Marshall Project Originals
Another Hurdle For Former Inmates: Their Teeth
For many recently-released prisoners, severe dental issues are just one more barrier to restarting their lives.
Old, Sick and Dying in Shackles
“Compassionate release” has bipartisan support as a way to reduce the federal prison population and save taxpayer money. New data shows that it’s rarely used.
How Bad is Prison Health Care? Depends on Who’s Watching
A federal judge considers $1 million in fines for one state’s “pervasive and intractable failures.”
Too Sick for Jail — But Not for Solitary
Tennessee locks ailing, mentally ill, pregnant and juvenile prisoners in isolation to help jails save money.
The Doctors Say I’m O.K, But Then There’s This Pain…
A fretful prisoner struggles with an ever-growing list of symptoms.
Treating Cancer with Ibuprofen
Medical care is already bad for immigrant detainees. Will Trump policies make it worse?
I Escaped My Manic Demons, but My Clients Usually Can’t

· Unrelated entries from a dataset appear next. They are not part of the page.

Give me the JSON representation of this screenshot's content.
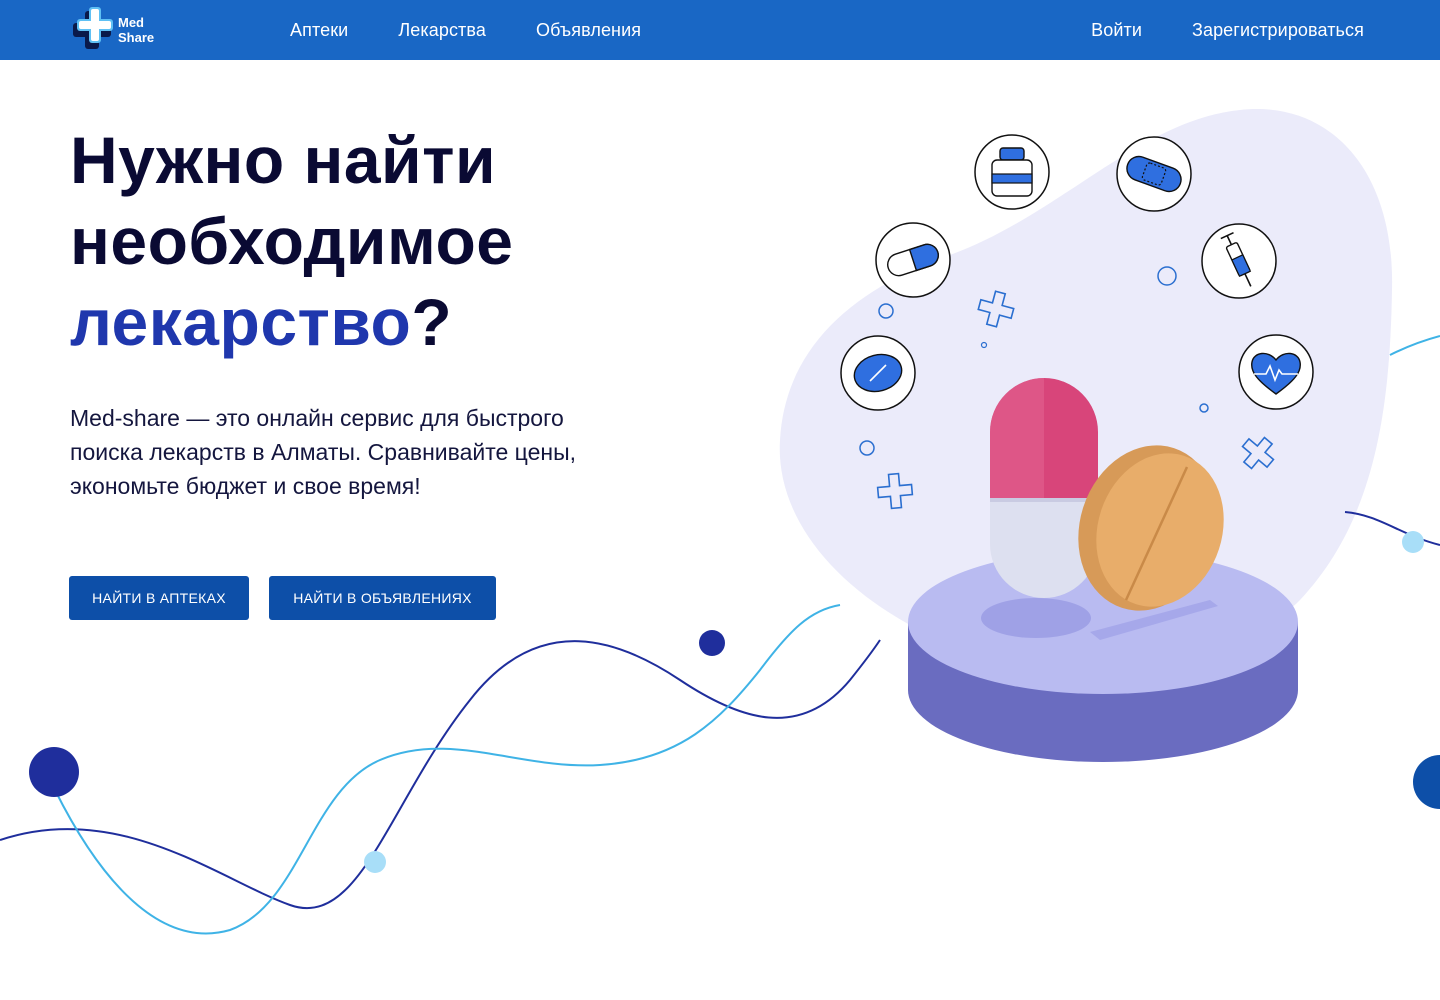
{
  "header": {
    "logo": {
      "line1": "Med",
      "line2": "Share"
    },
    "nav_left": [
      {
        "label": "Аптеки"
      },
      {
        "label": "Лекарства"
      },
      {
        "label": "Объявления"
      }
    ],
    "nav_right": [
      {
        "label": "Войти"
      },
      {
        "label": "Зарегистрироваться"
      }
    ]
  },
  "hero": {
    "title_line1": "Нужно найти",
    "title_line2": "необходимое",
    "title_accent": "лекарство",
    "title_end": "?",
    "description": "Med-share — это онлайн сервис для быстрого поиска лекарств в Алматы. Сравнивайте цены, экономьте бюджет и свое время!",
    "buttons": {
      "pharmacies": "НАЙТИ В АПТЕКАХ",
      "ads": "НАЙТИ В ОБЪЯВЛЕНИЯХ"
    }
  },
  "illustration": {
    "icons": [
      "pill-bottle-icon",
      "bandage-icon",
      "capsule-icon",
      "syringe-icon",
      "tablet-icon",
      "heart-pulse-icon"
    ]
  },
  "colors": {
    "header_bg": "#1967c5",
    "button_bg": "#0d4fa8",
    "accent_text": "#1f37ad",
    "dark_text": "#0a0a33",
    "blob": "#ebebfa",
    "wave_light": "#3fb3e6",
    "wave_dark": "#1f2e9c"
  }
}
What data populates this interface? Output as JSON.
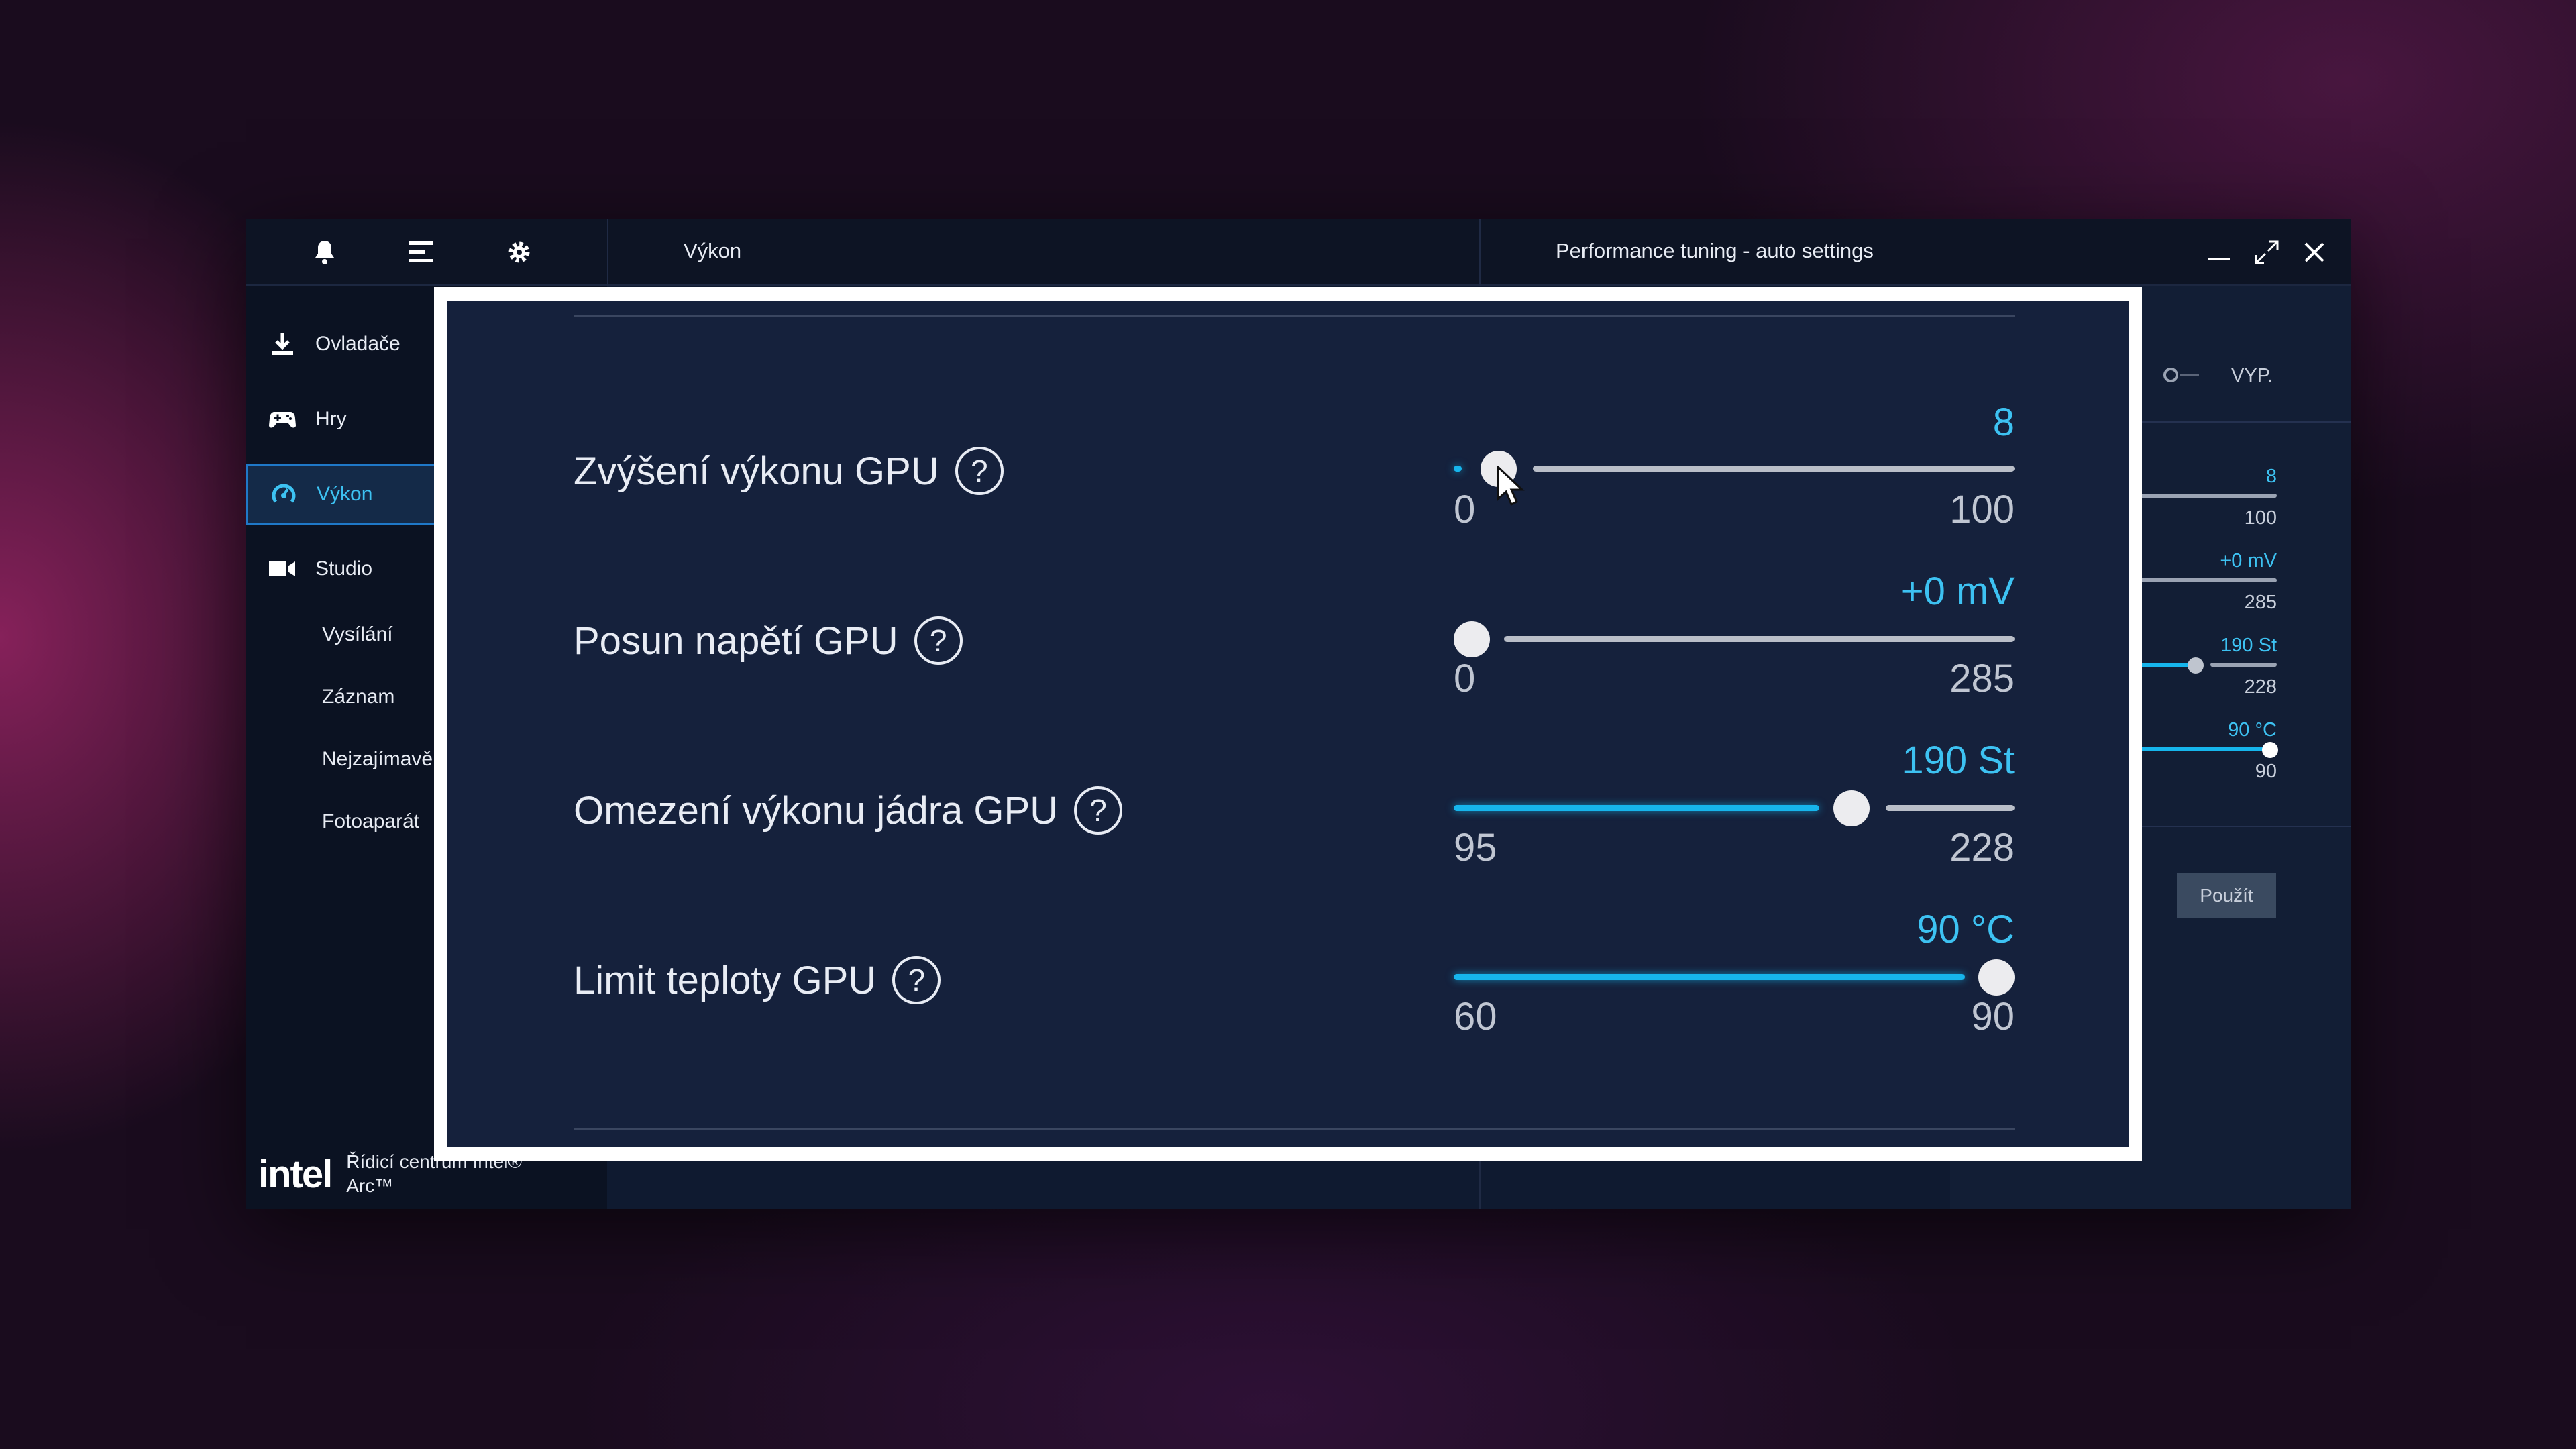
{
  "topbar": {
    "title": "Výkon",
    "panel_title": "Performance tuning - auto settings",
    "icons": [
      "bell-icon",
      "menu-icon",
      "gear-icon"
    ],
    "window_controls": [
      "minimize-icon",
      "expand-icon",
      "close-icon"
    ]
  },
  "sidebar": {
    "items": [
      {
        "label": "Ovladače",
        "icon": "download-icon"
      },
      {
        "label": "Hry",
        "icon": "gamepad-icon"
      },
      {
        "label": "Výkon",
        "icon": "gauge-icon",
        "active": true
      },
      {
        "label": "Studio",
        "icon": "camera-icon"
      }
    ],
    "sub_items": [
      "Vysílání",
      "Záznam",
      "Nejzajímavě",
      "Fotoaparát"
    ],
    "brand": {
      "logo": "intel",
      "text": "Řídicí centrum Intel® Arc™"
    }
  },
  "right_panel": {
    "toggle_label": "VYP.",
    "values": [
      {
        "value": "8",
        "max": "100"
      },
      {
        "value": "+0 mV",
        "max": "285"
      },
      {
        "value": "190 St",
        "max": "228"
      },
      {
        "value": "90 °C",
        "max": "90"
      }
    ],
    "apply_label": "Použít"
  },
  "sliders": [
    {
      "label": "Zvýšení výkonu GPU",
      "value_text": "8",
      "min": "0",
      "max": "100",
      "value": 8,
      "min_num": 0,
      "max_num": 100
    },
    {
      "label": "Posun napětí GPU",
      "value_text": "+0 mV",
      "min": "0",
      "max": "285",
      "value": 0,
      "min_num": 0,
      "max_num": 285
    },
    {
      "label": "Omezení výkonu jádra GPU",
      "value_text": "190 St",
      "min": "95",
      "max": "228",
      "value": 190,
      "min_num": 95,
      "max_num": 228
    },
    {
      "label": "Limit teploty GPU",
      "value_text": "90 °C",
      "min": "60",
      "max": "90",
      "value": 90,
      "min_num": 60,
      "max_num": 90
    }
  ],
  "colors": {
    "accent": "#16b5ec",
    "panel": "#15213c",
    "track": "#b9bec8"
  }
}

A social worker struggles to keep the mentally ill poor out of jail.
Out of Prison, Uncovered
Medicaid for ex-prisoners saves money and lives, but millions are released without it.
When an Old Law Makes It Hard to Fix a Troubled Jail
A federal statute from the Carter era favors negotiation, but that can take a long time.
Join Our Chat On Mental Health and the Criminal Justice System
We’re talking all about mental illness and justice during our next Justice Talk with Digg, on Wednesday, June 1. For context, browse our guide to key reading on the issue.
Why Some Prisoners With HIV Get Better Treatment Than Others
A new report says care varies widely between Louisiana’s jails and prisons.
The Deadly Consequences of Solitary With a Cellmate
Imagine living in a cell that’s smaller than a parking space — with a homicidal roommate.
Death by Indifference
Remembering Robert Knott, a case the Justice Department would rather you forget
Why Some Prisons are Spending Millions on a Pricey New Drug
Corrections facilities are ground zero for treating hepatitis C — but at a cost.
The $33 Test in Prison That Could Save Countless Lives on the Outside
Treating Hep C isn’t cheap, but experts say it’s cost-effective.